Possibly not - but as has been pointed out on numerous occassions, the other side of that is that only the rich could then afford to become MPs. By running this policy, you'd effectively ensure that "every one of us is" no longer "qualified to be an MP". So you'd end up moving away from the main starting point of this discussion. Either that or MPs would have to take "consultancy fees" from vested interests, which I'm not convinced would be an improvement on the current situation.

Cut MPs pay and cut it now!

If the problem is that MPs are incompetent, then that is a decision for their constituents to deal with. The fact that you may not like someone's choice of MP is not a reason to reduce that MPs wages (again, a certain former deputy Prime Minister comes to mind). It's called democracy.

3 comments:

Phil A said...

Re: “yes anyone is eligible to apply to be an MP - that doesn't mean you're qualified to be an MP. To qualify, you have to convince the largest number of people on the "interview" panel to vote for you. Simply being qualified enough to apply for the job does not mean you're suitable.

Surely this is not actually the case at all?

If I have sufficient money (£500?) to cover the deposit, is it not the case that I could just put myself forward as an independant?
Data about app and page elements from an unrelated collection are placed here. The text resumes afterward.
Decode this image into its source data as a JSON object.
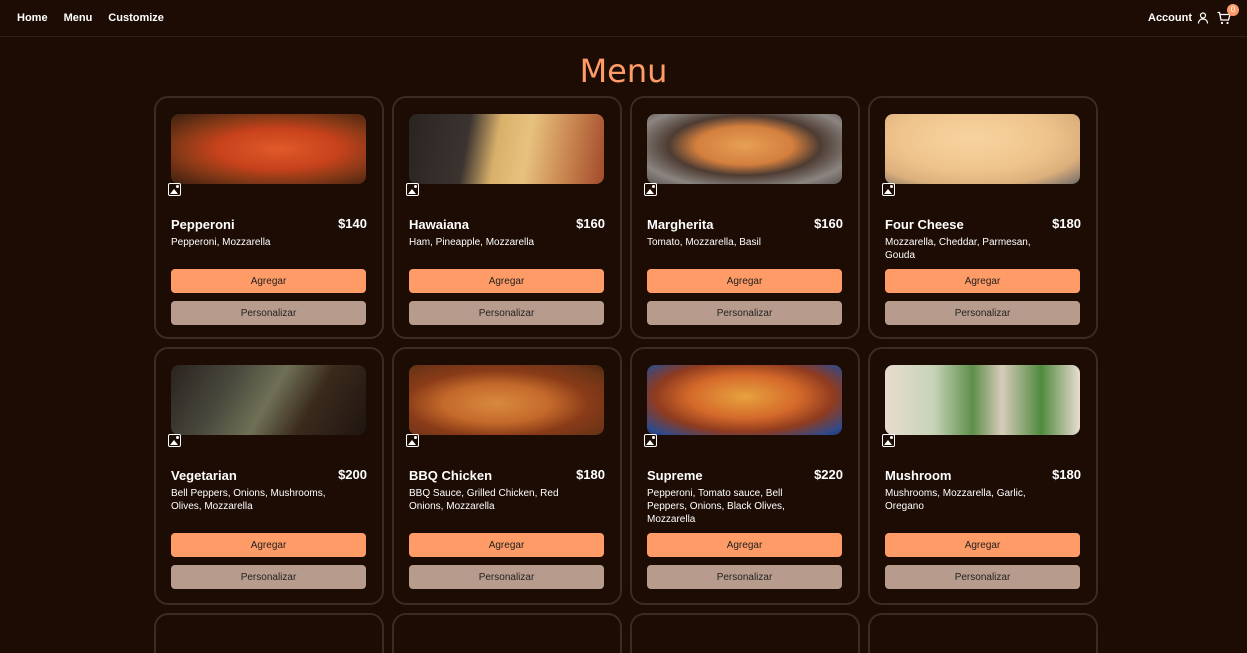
{
  "nav": {
    "items": [
      {
        "label": "Home"
      },
      {
        "label": "Menu"
      },
      {
        "label": "Customize"
      }
    ],
    "account_label": "Account",
    "cart_count": "0"
  },
  "page": {
    "title": "Menu"
  },
  "products": [
    {
      "name": "Pepperoni",
      "price": "$140",
      "description": "Pepperoni, Mozzarella",
      "add_label": "Agregar",
      "customize_label": "Personalizar"
    },
    {
      "name": "Hawaiana",
      "price": "$160",
      "description": "Ham, Pineapple, Mozzarella",
      "add_label": "Agregar",
      "customize_label": "Personalizar"
    },
    {
      "name": "Margherita",
      "price": "$160",
      "description": "Tomato, Mozzarella, Basil",
      "add_label": "Agregar",
      "customize_label": "Personalizar"
    },
    {
      "name": "Four Cheese",
      "price": "$180",
      "description": "Mozzarella, Cheddar, Parmesan, Gouda",
      "add_label": "Agregar",
      "customize_label": "Personalizar"
    },
    {
      "name": "Vegetarian",
      "price": "$200",
      "description": "Bell Peppers, Onions, Mushrooms, Olives, Mozzarella",
      "add_label": "Agregar",
      "customize_label": "Personalizar"
    },
    {
      "name": "BBQ Chicken",
      "price": "$180",
      "description": "BBQ Sauce, Grilled Chicken, Red Onions, Mozzarella",
      "add_label": "Agregar",
      "customize_label": "Personalizar"
    },
    {
      "name": "Supreme",
      "price": "$220",
      "description": "Pepperoni, Tomato sauce, Bell Peppers, Onions, Black Olives, Mozzarella",
      "add_label": "Agregar",
      "customize_label": "Personalizar"
    },
    {
      "name": "Mushroom",
      "price": "$180",
      "description": "Mushrooms, Mozzarella, Garlic, Oregano",
      "add_label": "Agregar",
      "customize_label": "Personalizar"
    }
  ],
  "colors": {
    "background": "#1c0c04",
    "accent": "#ff9b66",
    "secondary_button": "#b79c8e",
    "card_border": "#3a2c1f"
  },
  "icons": [
    "user-icon",
    "cart-icon",
    "image-icon"
  ]
}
Provided I were proposed and seconded by two registered electors resident in the constituancy, plus eight others as assentors.

The only conditions are that:
I consent to it, that I be a British or Irish citizen, or a citizen of aCommonwealth country and am 21 or over.

The only other conditions being that I am not:
An idiot - on the face of it disqualifying many incumbents ;-)
A Peer
An undischarged bancrupt
Civil servant, Police officer, etc, etc.
A prisoner
A person actually found gulty (effectively impossible, based on recent events) of electorial ‘corrupt or illegal practices’
A Disqualified Clergy – do they stil have that?

Finally I would need to convince more people to vote for me that any of the other candidates.

Whilst all these may be quaklifications within a very broad sense of the word they are hardly ‘qualifications’ within the context of the quote.

So he is effectively correct in his assertion when he says; “Any and every one of us is qualified to be an MP”

Thomas B said...


If I have sufficient money (£500?) to cover the deposit, is it not the case that I could just put myself forward as an independant? Provided I were proposed and seconded by two registered electors resident in the constituancy, plus eight others as assentors.


That's precisely my point - just because you make it in front of the selection panel, does not mean we think you're suitable material to represent us (us = your constituents) in parliament.

I'm not disputing that "everyone of us is qualified" - I'm suggesting that being "qualified" is not sufficent to be an MP, and it is flawed to suggest that just because there are lots of applicants the figures should go down - as voters, we (should) expect a certain quality from the candidate we elect.

Phil A said...

Thomas, I was not arguing re the merits of what MPs are paid, though my own opinion is that in worryingly significant numbers they are not up to the mark of what I expect an MP to be - in so many ways as to be heartbreaking to enumerate.

What I was specifically addressing was your contention/comment that it “doesn't mean you're qualified to be an MP” – and I concede we may be arguing definitions to some extent re the word qualification.

My point is that one is in fact qualified.

The selection process is a bolt on. It allows a party to pick the person (largely) who has the best chance of winning the seat.

But it is not a requirement to run - just to run for any party that has such a process.

One soly qualifies on the basis of what I listed: 21 or over, etc., etc..

If I cough up my 500 quid and can find 10 local voters, say neighbours, who will support me and manage to fill out the forms then that is it. I can run as an independent. No panel. Just the election.